_WHAT YOU SHOULD DO:_ Should any entry include an image, skip the image and copy the entry exactly.

··· INFORMATION SHOWN ···

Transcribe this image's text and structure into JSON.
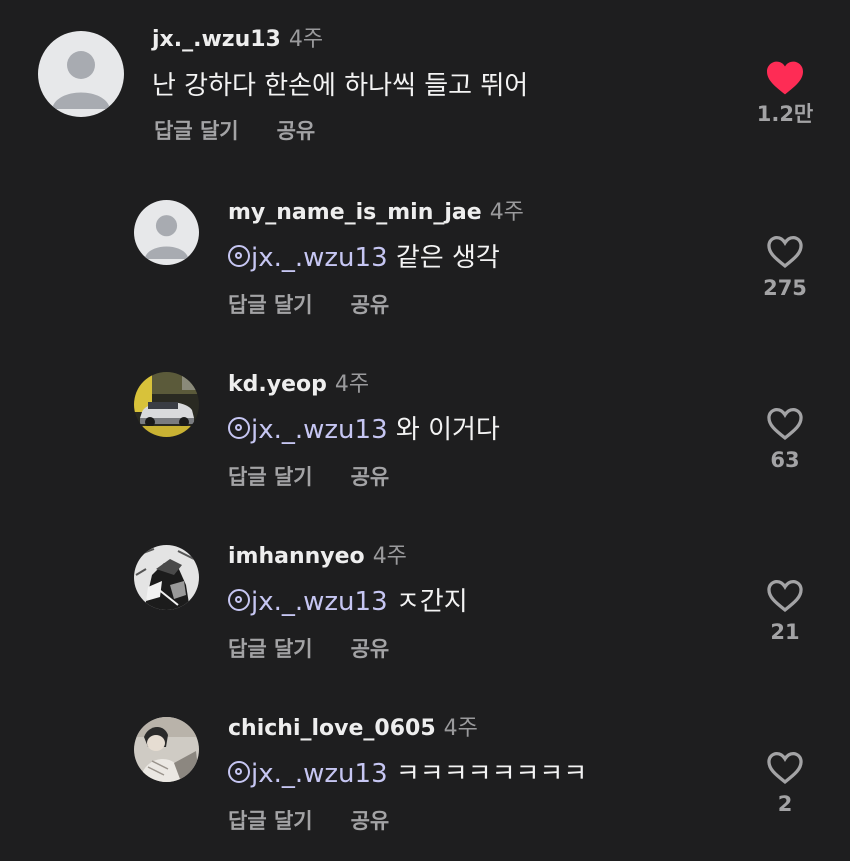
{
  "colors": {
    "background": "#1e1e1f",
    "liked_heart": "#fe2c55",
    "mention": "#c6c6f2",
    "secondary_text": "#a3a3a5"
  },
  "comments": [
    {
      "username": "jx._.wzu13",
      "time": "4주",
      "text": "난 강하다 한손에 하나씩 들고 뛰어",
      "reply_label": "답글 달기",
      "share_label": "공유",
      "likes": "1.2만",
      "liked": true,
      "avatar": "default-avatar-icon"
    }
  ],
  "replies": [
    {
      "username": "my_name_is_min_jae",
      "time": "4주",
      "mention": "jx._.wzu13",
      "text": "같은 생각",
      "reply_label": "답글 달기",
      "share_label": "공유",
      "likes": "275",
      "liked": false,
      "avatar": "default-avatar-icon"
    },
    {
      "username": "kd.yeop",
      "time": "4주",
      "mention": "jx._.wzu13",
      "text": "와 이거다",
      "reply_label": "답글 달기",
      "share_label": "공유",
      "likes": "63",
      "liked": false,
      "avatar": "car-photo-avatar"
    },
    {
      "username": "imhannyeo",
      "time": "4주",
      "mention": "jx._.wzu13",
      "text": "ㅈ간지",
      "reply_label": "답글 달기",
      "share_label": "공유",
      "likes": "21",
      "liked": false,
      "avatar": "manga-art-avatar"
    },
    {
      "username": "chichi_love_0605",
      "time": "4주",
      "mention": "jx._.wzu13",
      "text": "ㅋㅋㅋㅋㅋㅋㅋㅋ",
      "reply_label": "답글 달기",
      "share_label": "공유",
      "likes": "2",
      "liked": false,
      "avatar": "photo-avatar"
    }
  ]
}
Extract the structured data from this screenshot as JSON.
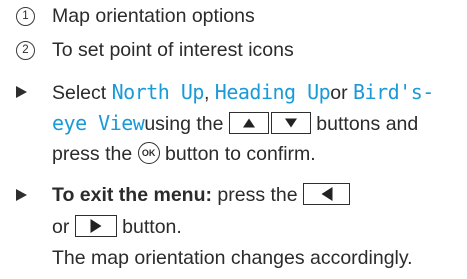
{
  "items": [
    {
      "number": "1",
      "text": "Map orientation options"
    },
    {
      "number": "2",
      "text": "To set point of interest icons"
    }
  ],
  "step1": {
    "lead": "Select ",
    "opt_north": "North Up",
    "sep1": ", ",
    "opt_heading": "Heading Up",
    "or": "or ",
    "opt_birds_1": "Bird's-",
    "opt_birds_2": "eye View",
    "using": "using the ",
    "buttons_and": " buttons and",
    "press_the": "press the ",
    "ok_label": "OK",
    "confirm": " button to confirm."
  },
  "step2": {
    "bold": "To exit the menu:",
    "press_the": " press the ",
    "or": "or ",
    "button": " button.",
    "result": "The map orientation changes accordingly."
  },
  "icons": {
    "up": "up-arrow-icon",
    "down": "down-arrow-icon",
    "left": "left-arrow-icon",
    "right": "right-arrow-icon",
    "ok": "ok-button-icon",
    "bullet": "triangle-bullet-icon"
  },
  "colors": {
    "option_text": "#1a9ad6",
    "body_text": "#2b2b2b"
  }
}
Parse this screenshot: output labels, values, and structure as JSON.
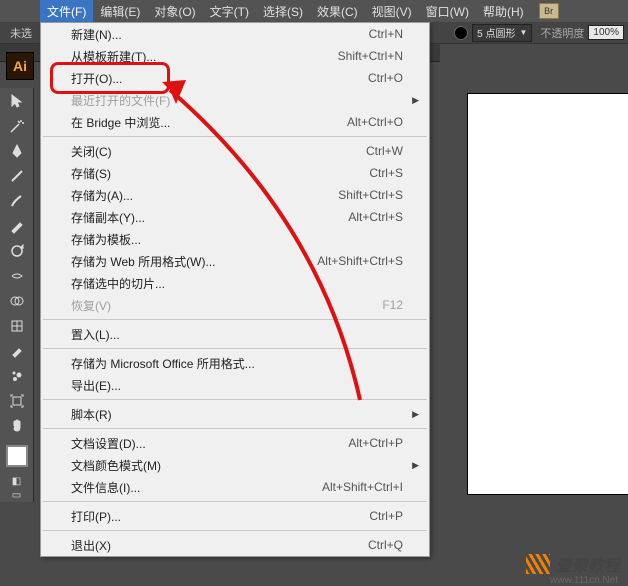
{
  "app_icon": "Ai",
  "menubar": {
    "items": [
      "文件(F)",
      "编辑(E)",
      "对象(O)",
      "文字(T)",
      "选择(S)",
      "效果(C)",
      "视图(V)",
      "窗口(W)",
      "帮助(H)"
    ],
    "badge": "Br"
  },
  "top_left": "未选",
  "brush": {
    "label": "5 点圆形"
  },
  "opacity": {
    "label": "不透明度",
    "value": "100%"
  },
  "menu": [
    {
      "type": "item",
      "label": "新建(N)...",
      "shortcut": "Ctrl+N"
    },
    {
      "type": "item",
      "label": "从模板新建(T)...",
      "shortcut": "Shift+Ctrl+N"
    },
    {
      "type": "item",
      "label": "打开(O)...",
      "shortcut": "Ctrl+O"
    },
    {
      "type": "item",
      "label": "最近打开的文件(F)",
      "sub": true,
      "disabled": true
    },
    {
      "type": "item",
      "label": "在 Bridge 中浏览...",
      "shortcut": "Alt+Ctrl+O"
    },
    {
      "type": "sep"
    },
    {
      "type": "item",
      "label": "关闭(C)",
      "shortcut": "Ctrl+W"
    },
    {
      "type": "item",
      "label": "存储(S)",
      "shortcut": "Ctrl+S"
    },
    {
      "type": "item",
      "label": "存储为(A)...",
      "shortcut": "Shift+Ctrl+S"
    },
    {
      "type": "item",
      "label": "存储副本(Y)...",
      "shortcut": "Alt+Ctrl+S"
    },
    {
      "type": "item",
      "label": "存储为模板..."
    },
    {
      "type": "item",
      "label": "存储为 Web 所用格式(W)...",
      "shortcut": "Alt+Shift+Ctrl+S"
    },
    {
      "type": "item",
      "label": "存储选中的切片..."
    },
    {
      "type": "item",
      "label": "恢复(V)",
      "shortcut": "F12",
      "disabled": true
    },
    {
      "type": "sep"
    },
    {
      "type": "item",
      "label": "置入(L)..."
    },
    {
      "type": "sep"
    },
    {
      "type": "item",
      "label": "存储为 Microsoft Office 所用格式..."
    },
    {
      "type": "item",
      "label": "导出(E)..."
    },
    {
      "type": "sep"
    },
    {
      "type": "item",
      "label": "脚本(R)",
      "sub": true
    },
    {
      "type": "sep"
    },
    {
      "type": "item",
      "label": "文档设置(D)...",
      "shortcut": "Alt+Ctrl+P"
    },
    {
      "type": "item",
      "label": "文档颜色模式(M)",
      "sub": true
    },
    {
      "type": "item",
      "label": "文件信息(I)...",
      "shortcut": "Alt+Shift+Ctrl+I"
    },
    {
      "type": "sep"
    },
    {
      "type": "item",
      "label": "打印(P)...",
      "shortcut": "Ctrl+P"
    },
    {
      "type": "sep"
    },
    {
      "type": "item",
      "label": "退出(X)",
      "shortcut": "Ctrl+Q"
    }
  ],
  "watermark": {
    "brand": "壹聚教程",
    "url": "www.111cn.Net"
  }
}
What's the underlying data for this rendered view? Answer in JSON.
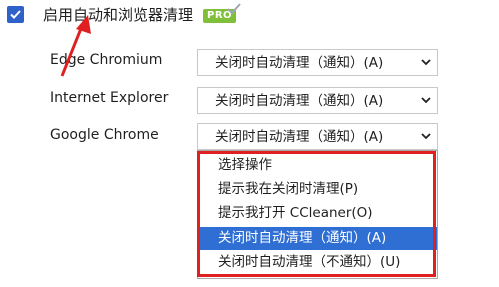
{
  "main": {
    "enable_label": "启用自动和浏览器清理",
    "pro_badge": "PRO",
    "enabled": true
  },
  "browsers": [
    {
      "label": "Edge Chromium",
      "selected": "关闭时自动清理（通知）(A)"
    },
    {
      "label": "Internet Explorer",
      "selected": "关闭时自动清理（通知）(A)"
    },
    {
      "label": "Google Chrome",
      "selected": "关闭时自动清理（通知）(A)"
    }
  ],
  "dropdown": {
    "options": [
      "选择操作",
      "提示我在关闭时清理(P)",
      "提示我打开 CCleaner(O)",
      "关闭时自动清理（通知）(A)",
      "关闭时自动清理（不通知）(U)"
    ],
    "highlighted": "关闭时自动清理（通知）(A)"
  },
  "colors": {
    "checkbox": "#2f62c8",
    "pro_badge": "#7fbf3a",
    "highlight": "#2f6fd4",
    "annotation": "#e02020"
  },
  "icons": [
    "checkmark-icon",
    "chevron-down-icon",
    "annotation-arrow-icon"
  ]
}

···

_REPLY TO THE TASK:_
Transcribe this image's text and structure into JSON.
{
  "colors": {
    "background": "#1e1e1f",
    "liked_heart": "#fe2c55",
    "mention": "#c6c6f2",
    "secondary_text": "#a3a3a5"
  },
  "comments": [
    {
      "username": "jx._.wzu13",
      "time": "4주",
      "text": "난 강하다 한손에 하나씩 들고 뛰어",
      "reply_label": "답글 달기",
      "share_label": "공유",
      "likes": "1.2만",
      "liked": true,
      "avatar": "default-avatar-icon"
    }
  ],
  "replies": [
    {
      "username": "my_name_is_min_jae",
      "time": "4주",
      "mention": "jx._.wzu13",
      "text": "같은 생각",
      "reply_label": "답글 달기",
      "share_label": "공유",
      "likes": "275",
      "liked": false,
      "avatar": "default-avatar-icon"
    },
    {
      "username": "kd.yeop",
      "time": "4주",
      "mention": "jx._.wzu13",
      "text": "와 이거다",
      "reply_label": "답글 달기",
      "share_label": "공유",
      "likes": "63",
      "liked": false,
      "avatar": "car-photo-avatar"
    },
    {
      "username": "imhannyeo",
      "time": "4주",
      "mention": "jx._.wzu13",
      "text": "ㅈ간지",
      "reply_label": "답글 달기",
      "share_label": "공유",
      "likes": "21",
      "liked": false,
      "avatar": "manga-art-avatar"
    },
    {
      "username": "chichi_love_0605",
      "time": "4주",
      "mention": "jx._.wzu13",
      "text": "ㅋㅋㅋㅋㅋㅋㅋㅋ",
      "reply_label": "답글 달기",
      "share_label": "공유",
      "likes": "2",
      "liked": false,
      "avatar": "photo-avatar"
    }
  ]
}
Extract the structured data from this screenshot as JSON.
{
  "items": [
    {
      "number": "1",
      "text": "Map orientation options"
    },
    {
      "number": "2",
      "text": "To set point of interest icons"
    }
  ],
  "step1": {
    "lead": "Select ",
    "opt_north": "North Up",
    "sep1": ", ",
    "opt_heading": "Heading Up",
    "or": "or ",
    "opt_birds_1": "Bird's-",
    "opt_birds_2": "eye View",
    "using": "using the ",
    "buttons_and": " buttons and",
    "press_the": "press the ",
    "ok_label": "OK",
    "confirm": " button to confirm."
  },
  "step2": {
    "bold": "To exit the menu:",
    "press_the": " press the ",
    "or": "or ",
    "button": " button.",
    "result": "The map orientation changes accordingly."
  },
  "icons": {
    "up": "up-arrow-icon",
    "down": "down-arrow-icon",
    "left": "left-arrow-icon",
    "right": "right-arrow-icon",
    "ok": "ok-button-icon",
    "bullet": "triangle-bullet-icon"
  },
  "colors": {
    "option_text": "#1a9ad6",
    "body_text": "#2b2b2b"
  }
}
Parse this screenshot: output labels, values, and structure as JSON.
{
  "app_icon": "Ai",
  "menubar": {
    "items": [
      "文件(F)",
      "编辑(E)",
      "对象(O)",
      "文字(T)",
      "选择(S)",
      "效果(C)",
      "视图(V)",
      "窗口(W)",
      "帮助(H)"
    ],
    "badge": "Br"
  },
  "top_left": "未选",
  "brush": {
    "label": "5 点圆形"
  },
  "opacity": {
    "label": "不透明度",
    "value": "100%"
  },
  "menu": [
    {
      "type": "item",
      "label": "新建(N)...",
      "shortcut": "Ctrl+N"
    },
    {
      "type": "item",
      "label": "从模板新建(T)...",
      "shortcut": "Shift+Ctrl+N"
    },
    {
      "type": "item",
      "label": "打开(O)...",
      "shortcut": "Ctrl+O"
    },
    {
      "type": "item",
      "label": "最近打开的文件(F)",
      "sub": true,
      "disabled": true
    },
    {
      "type": "item",
      "label": "在 Bridge 中浏览...",
      "shortcut": "Alt+Ctrl+O"
    },
    {
      "type": "sep"
    },
    {
      "type": "item",
      "label": "关闭(C)",
      "shortcut": "Ctrl+W"
    },
    {
      "type": "item",
      "label": "存储(S)",
      "shortcut": "Ctrl+S"
    },
    {
      "type": "item",
      "label": "存储为(A)...",
      "shortcut": "Shift+Ctrl+S"
    },
    {
      "type": "item",
      "label": "存储副本(Y)...",
      "shortcut": "Alt+Ctrl+S"
    },
    {
      "type": "item",
      "label": "存储为模板..."
    },
    {
      "type": "item",
      "label": "存储为 Web 所用格式(W)...",
      "shortcut": "Alt+Shift+Ctrl+S"
    },
    {
      "type": "item",
      "label": "存储选中的切片..."
    },
    {
      "type": "item",
      "label": "恢复(V)",
      "shortcut": "F12",
      "disabled": true
    },
    {
      "type": "sep"
    },
    {
      "type": "item",
      "label": "置入(L)..."
    },
    {
      "type": "sep"
    },
    {
      "type": "item",
      "label": "存储为 Microsoft Office 所用格式..."
    },
    {
      "type": "item",
      "label": "导出(E)..."
    },
    {
      "type": "sep"
    },
    {
      "type": "item",
      "label": "脚本(R)",
      "sub": true
    },
    {
      "type": "sep"
    },
    {
      "type": "item",
      "label": "文档设置(D)...",
      "shortcut": "Alt+Ctrl+P"
    },
    {
      "type": "item",
      "label": "文档颜色模式(M)",
      "sub": true
    },
    {
      "type": "item",
      "label": "文件信息(I)...",
      "shortcut": "Alt+Shift+Ctrl+I"
    },
    {
      "type": "sep"
    },
    {
      "type": "item",
      "label": "打印(P)...",
      "shortcut": "Ctrl+P"
    },
    {
      "type": "sep"
    },
    {
      "type": "item",
      "label": "退出(X)",
      "shortcut": "Ctrl+Q"
    }
  ],
  "watermark": {
    "brand": "壹聚教程",
    "url": "www.111cn.Net"
  }
}
What's the underlying data for this rendered view? Answer in JSON.
{
  "main": {
    "enable_label": "启用自动和浏览器清理",
    "pro_badge": "PRO",
    "enabled": true
  },
  "browsers": [
    {
      "label": "Edge Chromium",
      "selected": "关闭时自动清理（通知）(A)"
    },
    {
      "label": "Internet Explorer",
      "selected": "关闭时自动清理（通知）(A)"
    },
    {
      "label": "Google Chrome",
      "selected": "关闭时自动清理（通知）(A)"
    }
  ],
  "dropdown": {
    "options": [
      "选择操作",
      "提示我在关闭时清理(P)",
      "提示我打开 CCleaner(O)",
      "关闭时自动清理（通知）(A)",
      "关闭时自动清理（不通知）(U)"
    ],
    "highlighted": "关闭时自动清理（通知）(A)"
  },
  "colors": {
    "checkbox": "#2f62c8",
    "pro_badge": "#7fbf3a",
    "highlight": "#2f6fd4",
    "annotation": "#e02020"
  },
  "icons": [
    "checkmark-icon",
    "chevron-down-icon",
    "annotation-arrow-icon"
  ]
}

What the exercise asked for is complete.